WORK INSTRUCTIONS
Which lines in the data below contain the word "JSON"? Return each of them.

[Dataset records]
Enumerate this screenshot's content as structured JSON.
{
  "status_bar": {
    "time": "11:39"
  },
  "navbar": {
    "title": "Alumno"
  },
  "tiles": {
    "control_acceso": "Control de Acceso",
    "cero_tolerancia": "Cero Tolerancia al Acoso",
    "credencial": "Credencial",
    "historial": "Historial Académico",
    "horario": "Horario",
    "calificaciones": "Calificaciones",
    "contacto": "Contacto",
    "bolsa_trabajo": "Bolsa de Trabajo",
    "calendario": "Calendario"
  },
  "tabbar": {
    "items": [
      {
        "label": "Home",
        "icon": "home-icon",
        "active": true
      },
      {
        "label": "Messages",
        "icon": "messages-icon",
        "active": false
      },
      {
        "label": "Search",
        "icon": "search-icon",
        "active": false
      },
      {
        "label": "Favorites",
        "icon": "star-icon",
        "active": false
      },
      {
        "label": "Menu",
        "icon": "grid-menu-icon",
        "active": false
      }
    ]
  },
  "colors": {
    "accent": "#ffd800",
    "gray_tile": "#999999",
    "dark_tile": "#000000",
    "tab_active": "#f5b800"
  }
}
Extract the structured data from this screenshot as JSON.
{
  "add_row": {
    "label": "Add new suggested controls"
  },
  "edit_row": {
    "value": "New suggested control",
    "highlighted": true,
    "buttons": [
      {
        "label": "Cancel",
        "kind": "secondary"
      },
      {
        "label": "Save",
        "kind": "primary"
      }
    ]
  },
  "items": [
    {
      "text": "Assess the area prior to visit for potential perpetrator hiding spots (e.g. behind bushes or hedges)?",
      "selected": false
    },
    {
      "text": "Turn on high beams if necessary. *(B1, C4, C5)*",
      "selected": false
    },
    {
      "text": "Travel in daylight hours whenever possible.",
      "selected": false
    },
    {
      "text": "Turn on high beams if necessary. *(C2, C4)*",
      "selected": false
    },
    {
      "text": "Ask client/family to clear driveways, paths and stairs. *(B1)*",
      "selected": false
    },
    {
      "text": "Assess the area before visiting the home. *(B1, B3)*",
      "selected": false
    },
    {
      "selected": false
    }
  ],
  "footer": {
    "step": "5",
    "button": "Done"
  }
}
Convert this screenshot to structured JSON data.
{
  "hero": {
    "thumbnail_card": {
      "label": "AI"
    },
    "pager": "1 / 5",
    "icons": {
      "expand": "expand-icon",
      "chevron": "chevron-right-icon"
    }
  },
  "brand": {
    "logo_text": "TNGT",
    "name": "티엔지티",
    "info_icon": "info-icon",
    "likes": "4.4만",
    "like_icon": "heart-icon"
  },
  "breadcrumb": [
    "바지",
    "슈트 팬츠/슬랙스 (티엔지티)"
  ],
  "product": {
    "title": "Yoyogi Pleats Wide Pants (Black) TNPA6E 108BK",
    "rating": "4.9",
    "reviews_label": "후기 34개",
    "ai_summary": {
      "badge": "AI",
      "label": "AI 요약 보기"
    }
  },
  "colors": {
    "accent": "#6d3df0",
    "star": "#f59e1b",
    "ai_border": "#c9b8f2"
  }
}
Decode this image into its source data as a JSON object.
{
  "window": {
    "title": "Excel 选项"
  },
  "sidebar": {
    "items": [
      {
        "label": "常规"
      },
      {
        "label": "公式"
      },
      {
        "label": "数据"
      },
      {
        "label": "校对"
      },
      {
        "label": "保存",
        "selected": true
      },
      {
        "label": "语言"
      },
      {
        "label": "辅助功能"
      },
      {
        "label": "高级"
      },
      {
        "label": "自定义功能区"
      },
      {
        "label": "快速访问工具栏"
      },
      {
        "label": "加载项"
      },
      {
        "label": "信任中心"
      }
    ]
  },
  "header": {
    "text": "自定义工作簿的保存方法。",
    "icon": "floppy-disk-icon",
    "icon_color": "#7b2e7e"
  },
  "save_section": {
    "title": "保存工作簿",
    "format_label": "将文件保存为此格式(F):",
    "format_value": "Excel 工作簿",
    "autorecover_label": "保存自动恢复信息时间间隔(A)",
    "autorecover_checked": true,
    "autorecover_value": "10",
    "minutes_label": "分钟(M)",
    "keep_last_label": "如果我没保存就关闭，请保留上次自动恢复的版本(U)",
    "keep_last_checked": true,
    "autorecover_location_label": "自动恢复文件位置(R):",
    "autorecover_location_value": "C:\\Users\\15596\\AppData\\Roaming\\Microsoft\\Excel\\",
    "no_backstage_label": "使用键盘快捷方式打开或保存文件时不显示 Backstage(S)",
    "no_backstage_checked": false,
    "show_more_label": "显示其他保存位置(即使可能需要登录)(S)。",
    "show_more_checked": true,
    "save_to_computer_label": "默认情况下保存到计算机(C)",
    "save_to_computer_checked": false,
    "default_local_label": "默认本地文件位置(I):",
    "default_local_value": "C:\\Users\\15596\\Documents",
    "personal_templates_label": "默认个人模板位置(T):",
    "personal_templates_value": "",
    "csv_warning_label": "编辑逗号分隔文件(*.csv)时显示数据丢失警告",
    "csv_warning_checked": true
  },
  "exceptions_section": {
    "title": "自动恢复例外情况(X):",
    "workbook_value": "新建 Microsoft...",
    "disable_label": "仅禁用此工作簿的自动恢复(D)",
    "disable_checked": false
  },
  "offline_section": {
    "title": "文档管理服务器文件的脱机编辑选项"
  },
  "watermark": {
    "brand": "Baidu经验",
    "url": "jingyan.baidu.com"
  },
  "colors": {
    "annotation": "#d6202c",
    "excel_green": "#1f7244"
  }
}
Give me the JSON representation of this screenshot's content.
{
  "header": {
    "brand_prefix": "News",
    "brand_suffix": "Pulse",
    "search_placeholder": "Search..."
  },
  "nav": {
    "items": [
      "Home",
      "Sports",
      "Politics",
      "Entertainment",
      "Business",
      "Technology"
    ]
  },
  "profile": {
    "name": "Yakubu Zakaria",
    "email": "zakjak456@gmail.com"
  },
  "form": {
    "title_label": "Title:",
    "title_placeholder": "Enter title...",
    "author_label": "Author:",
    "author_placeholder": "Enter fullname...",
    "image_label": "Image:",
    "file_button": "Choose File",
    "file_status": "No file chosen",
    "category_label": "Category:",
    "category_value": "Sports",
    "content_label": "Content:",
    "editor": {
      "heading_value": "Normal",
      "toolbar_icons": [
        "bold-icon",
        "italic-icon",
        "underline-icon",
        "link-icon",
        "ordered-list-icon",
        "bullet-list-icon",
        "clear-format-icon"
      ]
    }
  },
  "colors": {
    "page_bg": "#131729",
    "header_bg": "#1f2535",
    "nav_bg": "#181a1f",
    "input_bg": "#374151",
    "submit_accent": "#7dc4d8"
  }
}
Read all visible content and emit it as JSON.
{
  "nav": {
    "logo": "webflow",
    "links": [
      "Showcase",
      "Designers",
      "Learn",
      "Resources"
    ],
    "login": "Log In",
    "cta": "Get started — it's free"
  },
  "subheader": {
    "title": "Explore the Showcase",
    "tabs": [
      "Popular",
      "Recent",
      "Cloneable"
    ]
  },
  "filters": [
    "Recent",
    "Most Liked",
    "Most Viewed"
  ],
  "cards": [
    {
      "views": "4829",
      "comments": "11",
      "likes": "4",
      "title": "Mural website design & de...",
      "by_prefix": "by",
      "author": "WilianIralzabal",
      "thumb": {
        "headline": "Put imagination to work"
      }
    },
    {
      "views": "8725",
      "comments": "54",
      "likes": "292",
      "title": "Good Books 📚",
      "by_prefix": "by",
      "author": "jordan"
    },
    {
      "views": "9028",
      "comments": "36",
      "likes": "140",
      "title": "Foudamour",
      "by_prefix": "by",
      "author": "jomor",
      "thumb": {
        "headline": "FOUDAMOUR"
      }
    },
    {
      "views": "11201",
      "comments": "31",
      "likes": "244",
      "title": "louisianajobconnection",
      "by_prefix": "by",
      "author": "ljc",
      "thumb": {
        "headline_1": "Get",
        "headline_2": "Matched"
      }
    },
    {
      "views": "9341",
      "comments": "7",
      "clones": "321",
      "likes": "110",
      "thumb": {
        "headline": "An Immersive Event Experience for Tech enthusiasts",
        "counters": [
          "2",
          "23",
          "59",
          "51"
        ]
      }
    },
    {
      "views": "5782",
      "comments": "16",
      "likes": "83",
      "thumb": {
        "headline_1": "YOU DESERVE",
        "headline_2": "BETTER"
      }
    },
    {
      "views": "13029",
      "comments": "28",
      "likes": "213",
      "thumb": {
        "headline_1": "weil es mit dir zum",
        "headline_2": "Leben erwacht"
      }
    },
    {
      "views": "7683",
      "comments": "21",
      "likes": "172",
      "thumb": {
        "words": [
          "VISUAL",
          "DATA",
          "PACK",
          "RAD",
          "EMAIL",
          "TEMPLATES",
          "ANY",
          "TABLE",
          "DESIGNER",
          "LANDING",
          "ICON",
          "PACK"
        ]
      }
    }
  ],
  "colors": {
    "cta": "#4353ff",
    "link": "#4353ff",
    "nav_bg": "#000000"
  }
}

FINAL ANSWER
Enumerate this screenshot's content as structured JSON.
Extract the structured data from this screenshot as JSON.
Convert this screenshot to structured JSON data.
Decode this image into its source data as a JSON object.
Give me the JSON representation of this screenshot's content.
Read all visible content and emit it as JSON.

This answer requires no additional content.